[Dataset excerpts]
# # # #

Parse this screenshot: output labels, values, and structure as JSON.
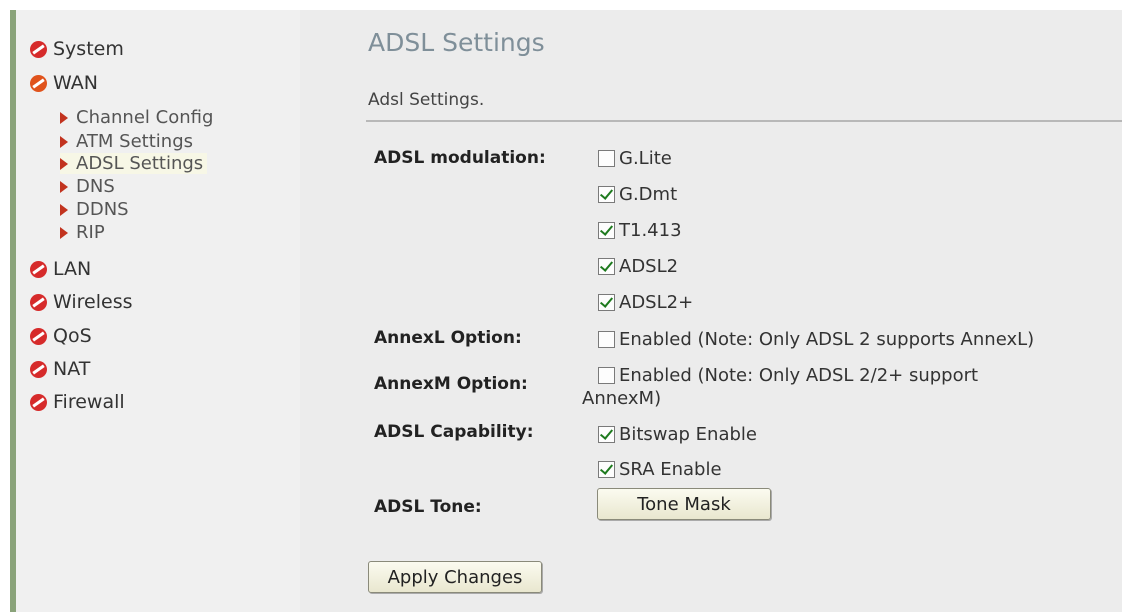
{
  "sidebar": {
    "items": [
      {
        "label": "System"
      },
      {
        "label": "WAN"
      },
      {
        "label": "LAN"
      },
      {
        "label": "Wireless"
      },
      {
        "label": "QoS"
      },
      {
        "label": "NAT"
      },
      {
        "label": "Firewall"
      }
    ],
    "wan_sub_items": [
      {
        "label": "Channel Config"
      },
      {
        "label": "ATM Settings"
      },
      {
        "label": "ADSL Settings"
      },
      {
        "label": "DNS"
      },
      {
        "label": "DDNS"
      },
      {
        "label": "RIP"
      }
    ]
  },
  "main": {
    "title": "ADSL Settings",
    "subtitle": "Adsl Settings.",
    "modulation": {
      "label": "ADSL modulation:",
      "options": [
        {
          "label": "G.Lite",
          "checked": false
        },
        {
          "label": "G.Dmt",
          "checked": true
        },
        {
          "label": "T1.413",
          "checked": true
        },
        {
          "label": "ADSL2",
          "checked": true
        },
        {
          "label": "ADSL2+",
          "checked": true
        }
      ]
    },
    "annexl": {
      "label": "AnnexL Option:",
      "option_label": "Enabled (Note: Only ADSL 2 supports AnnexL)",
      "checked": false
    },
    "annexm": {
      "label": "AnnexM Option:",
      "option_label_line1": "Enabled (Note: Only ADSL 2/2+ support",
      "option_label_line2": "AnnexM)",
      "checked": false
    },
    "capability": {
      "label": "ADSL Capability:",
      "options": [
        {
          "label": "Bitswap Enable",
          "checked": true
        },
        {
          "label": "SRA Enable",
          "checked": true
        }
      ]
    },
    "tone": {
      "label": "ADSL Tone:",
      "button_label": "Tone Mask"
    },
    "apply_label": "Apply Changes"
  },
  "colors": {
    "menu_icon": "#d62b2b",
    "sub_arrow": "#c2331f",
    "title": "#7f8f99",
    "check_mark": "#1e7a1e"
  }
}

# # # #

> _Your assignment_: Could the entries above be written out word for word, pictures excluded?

> _Your response_:
Parse this screenshot: output labels, values, and structure as JSON.
{
  "sidebar": {
    "items": [
      {
        "label": "System"
      },
      {
        "label": "WAN"
      },
      {
        "label": "LAN"
      },
      {
        "label": "Wireless"
      },
      {
        "label": "QoS"
      },
      {
        "label": "NAT"
      },
      {
        "label": "Firewall"
      }
    ],
    "wan_sub_items": [
      {
        "label": "Channel Config"
      },
      {
        "label": "ATM Settings"
      },
      {
        "label": "ADSL Settings"
      },
      {
        "label": "DNS"
      },
      {
        "label": "DDNS"
      },
      {
        "label": "RIP"
      }
    ]
  },
  "main": {
    "title": "ADSL Settings",
    "subtitle": "Adsl Settings.",
    "modulation": {
      "label": "ADSL modulation:",
      "options": [
        {
          "label": "G.Lite",
          "checked": false
        },
        {
          "label": "G.Dmt",
          "checked": true
        },
        {
          "label": "T1.413",
          "checked": true
        },
        {
          "label": "ADSL2",
          "checked": true
        },
        {
          "label": "ADSL2+",
          "checked": true
        }
      ]
    },
    "annexl": {
      "label": "AnnexL Option:",
      "option_label": "Enabled (Note: Only ADSL 2 supports AnnexL)",
      "checked": false
    },
    "annexm": {
      "label": "AnnexM Option:",
      "option_label_line1": "Enabled (Note: Only ADSL 2/2+ support",
      "option_label_line2": "AnnexM)",
      "checked": false
    },
    "capability": {
      "label": "ADSL Capability:",
      "options": [
        {
          "label": "Bitswap Enable",
          "checked": true
        },
        {
          "label": "SRA Enable",
          "checked": true
        }
      ]
    },
    "tone": {
      "label": "ADSL Tone:",
      "button_label": "Tone Mask"
    },
    "apply_label": "Apply Changes"
  },
  "colors": {
    "menu_icon": "#d62b2b",
    "sub_arrow": "#c2331f",
    "title": "#7f8f99",
    "check_mark": "#1e7a1e"
  }
}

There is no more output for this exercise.